# DIRECTIONS FOR THIS TASK
Copy out all lines of the material below in which "active" occurs.

START DATASET EXCERPTS

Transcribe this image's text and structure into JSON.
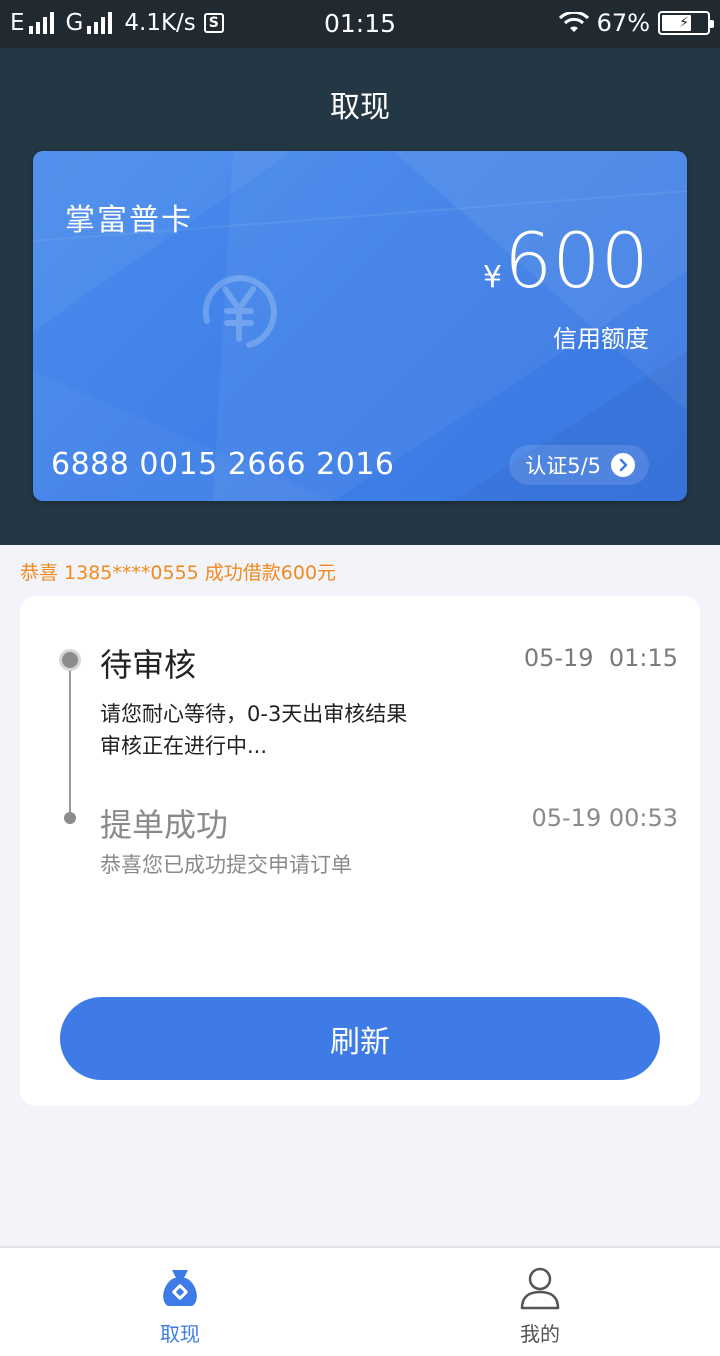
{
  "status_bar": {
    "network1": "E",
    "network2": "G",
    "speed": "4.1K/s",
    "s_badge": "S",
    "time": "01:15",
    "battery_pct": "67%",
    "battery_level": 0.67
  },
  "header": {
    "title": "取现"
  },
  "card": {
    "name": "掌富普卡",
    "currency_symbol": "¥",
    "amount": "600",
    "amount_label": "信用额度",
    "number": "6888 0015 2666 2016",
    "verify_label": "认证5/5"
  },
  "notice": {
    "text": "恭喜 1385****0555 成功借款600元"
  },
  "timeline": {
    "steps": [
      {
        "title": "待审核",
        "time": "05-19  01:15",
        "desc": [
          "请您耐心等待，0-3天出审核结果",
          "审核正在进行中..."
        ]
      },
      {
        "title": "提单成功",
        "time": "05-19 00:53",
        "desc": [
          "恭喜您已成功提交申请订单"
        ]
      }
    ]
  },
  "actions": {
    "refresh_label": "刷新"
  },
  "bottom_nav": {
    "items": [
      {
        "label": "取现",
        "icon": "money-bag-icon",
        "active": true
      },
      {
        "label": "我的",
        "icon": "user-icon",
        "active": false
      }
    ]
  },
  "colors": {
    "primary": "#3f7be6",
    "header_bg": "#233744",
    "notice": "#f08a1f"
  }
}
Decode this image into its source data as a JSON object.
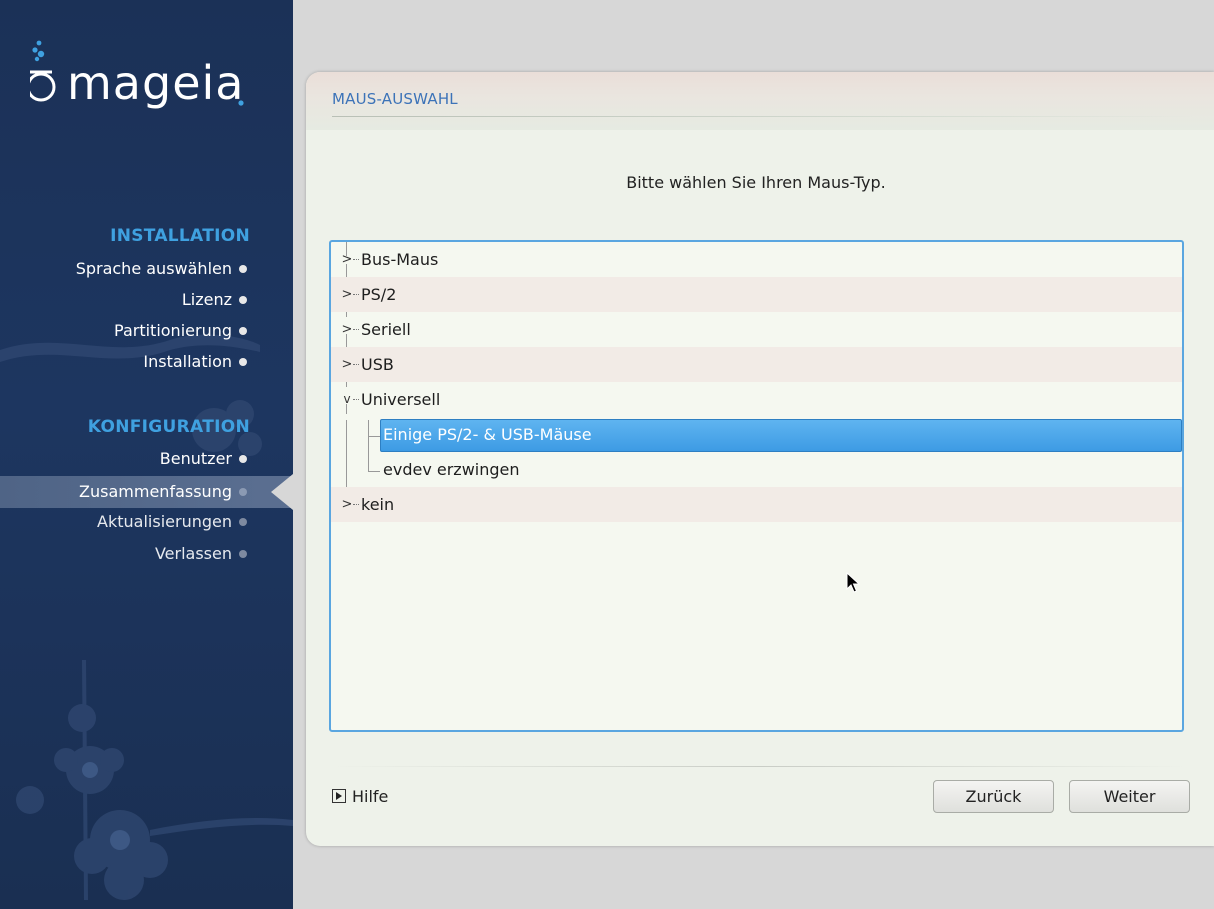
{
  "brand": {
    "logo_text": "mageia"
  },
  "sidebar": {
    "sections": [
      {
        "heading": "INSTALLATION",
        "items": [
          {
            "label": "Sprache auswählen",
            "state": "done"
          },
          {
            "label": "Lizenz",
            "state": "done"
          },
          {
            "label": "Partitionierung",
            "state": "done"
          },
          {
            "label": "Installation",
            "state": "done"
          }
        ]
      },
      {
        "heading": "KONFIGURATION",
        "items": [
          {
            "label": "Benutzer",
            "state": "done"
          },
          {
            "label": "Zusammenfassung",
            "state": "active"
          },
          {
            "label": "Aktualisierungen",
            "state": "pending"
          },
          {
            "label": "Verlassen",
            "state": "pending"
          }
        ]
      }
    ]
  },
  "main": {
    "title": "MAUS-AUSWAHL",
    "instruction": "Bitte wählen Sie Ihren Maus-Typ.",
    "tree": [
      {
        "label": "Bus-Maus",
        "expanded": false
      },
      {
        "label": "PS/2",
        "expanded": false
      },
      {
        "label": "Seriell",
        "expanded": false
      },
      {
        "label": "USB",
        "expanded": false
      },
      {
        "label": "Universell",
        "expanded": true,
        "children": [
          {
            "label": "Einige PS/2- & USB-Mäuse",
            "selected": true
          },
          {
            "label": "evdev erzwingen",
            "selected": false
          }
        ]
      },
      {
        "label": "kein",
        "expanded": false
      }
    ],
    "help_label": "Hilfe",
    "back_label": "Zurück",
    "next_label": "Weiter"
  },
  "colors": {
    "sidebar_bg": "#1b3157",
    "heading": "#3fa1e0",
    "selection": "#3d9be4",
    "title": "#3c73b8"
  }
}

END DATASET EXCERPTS
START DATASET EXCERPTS

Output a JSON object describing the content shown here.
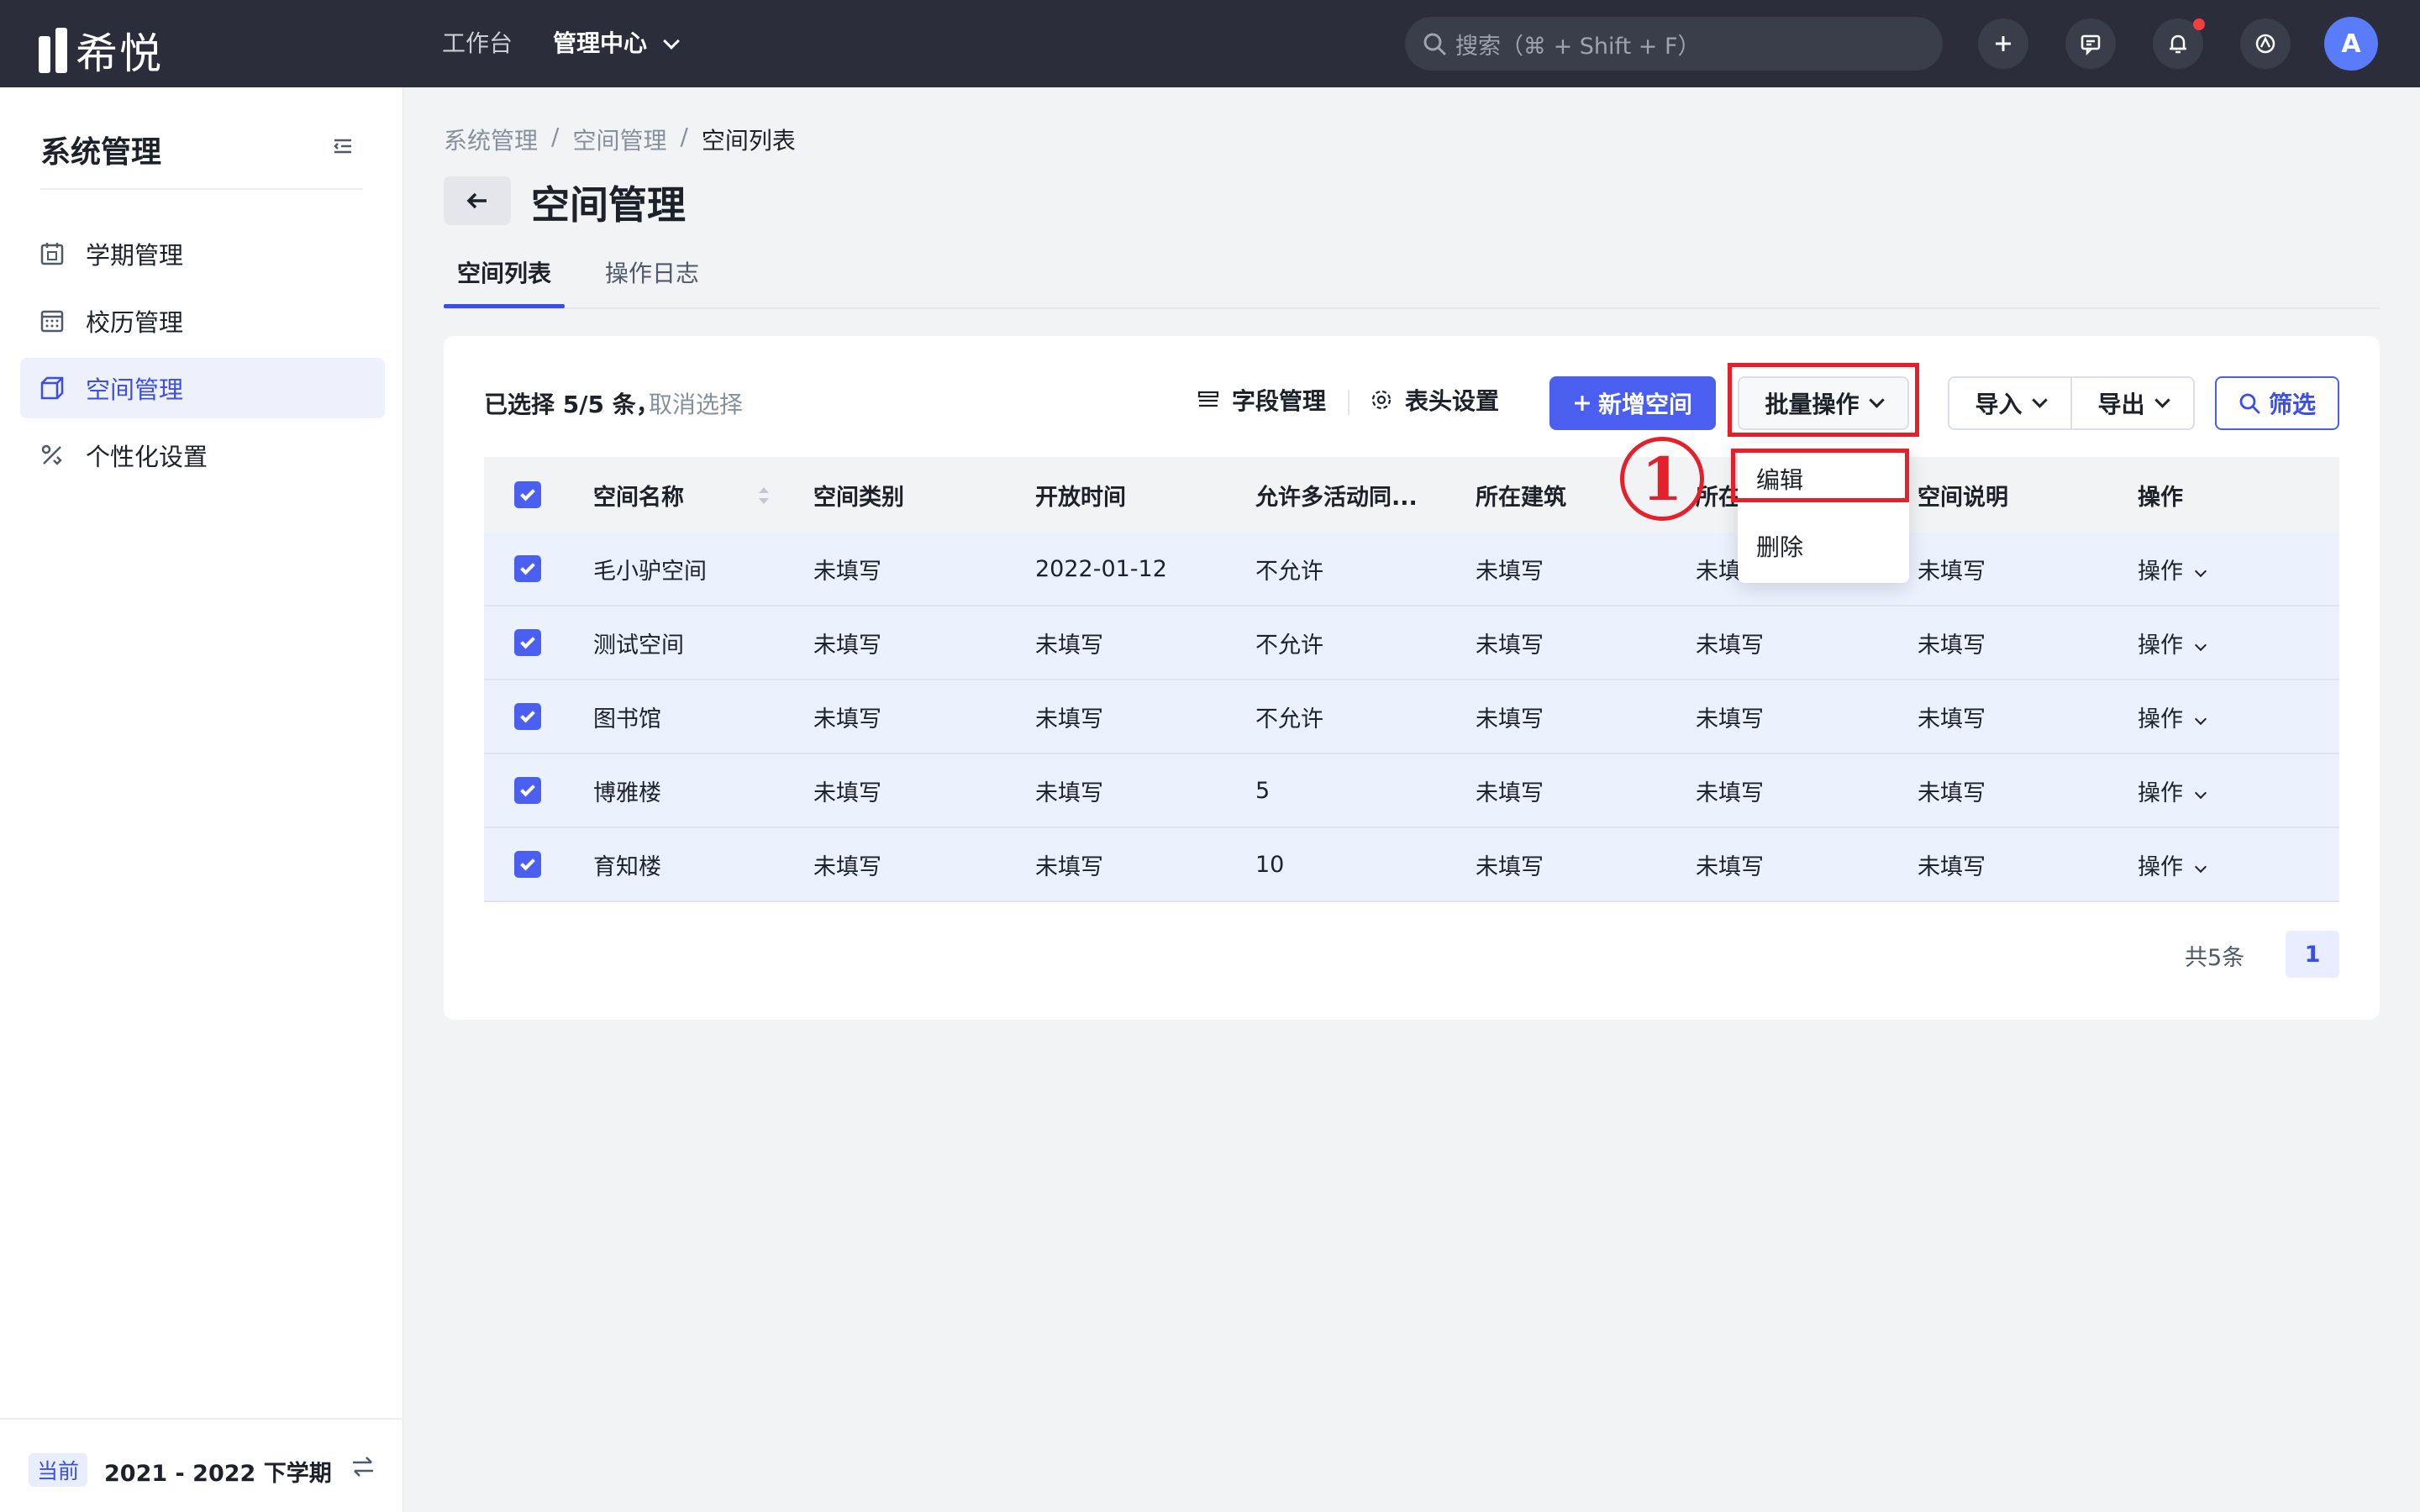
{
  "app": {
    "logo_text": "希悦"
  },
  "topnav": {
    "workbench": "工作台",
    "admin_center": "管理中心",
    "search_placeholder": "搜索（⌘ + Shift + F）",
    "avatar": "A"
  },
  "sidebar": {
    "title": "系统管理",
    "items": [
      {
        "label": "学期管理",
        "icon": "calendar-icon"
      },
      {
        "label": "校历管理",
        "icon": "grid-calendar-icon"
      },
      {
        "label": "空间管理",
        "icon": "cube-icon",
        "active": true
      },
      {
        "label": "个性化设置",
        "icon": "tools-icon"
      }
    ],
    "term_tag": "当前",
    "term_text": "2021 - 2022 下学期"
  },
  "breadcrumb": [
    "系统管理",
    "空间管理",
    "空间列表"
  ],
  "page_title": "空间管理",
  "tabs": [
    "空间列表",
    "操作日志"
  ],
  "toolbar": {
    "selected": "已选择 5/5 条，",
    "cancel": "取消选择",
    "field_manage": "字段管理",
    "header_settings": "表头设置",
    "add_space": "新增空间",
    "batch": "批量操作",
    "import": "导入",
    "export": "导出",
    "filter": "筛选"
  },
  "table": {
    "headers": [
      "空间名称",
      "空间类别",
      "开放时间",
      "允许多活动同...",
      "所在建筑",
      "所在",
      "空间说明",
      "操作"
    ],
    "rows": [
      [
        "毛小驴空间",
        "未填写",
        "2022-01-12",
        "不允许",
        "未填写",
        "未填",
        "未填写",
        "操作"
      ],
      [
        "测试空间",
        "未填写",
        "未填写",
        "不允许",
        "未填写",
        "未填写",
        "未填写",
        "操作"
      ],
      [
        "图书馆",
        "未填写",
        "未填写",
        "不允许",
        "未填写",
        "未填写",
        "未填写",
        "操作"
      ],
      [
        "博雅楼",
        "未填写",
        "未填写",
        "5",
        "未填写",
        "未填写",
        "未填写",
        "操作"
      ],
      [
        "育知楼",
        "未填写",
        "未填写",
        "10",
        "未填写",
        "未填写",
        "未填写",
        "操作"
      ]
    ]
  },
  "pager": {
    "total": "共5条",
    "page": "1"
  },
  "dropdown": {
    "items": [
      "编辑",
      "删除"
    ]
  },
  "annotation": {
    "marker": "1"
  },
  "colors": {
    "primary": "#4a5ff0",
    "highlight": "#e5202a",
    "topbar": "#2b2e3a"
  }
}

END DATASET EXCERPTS

# ANSWER FOR THIS EXERCISE
        "active": true
        "active": false
            "state": "active"
        "active": true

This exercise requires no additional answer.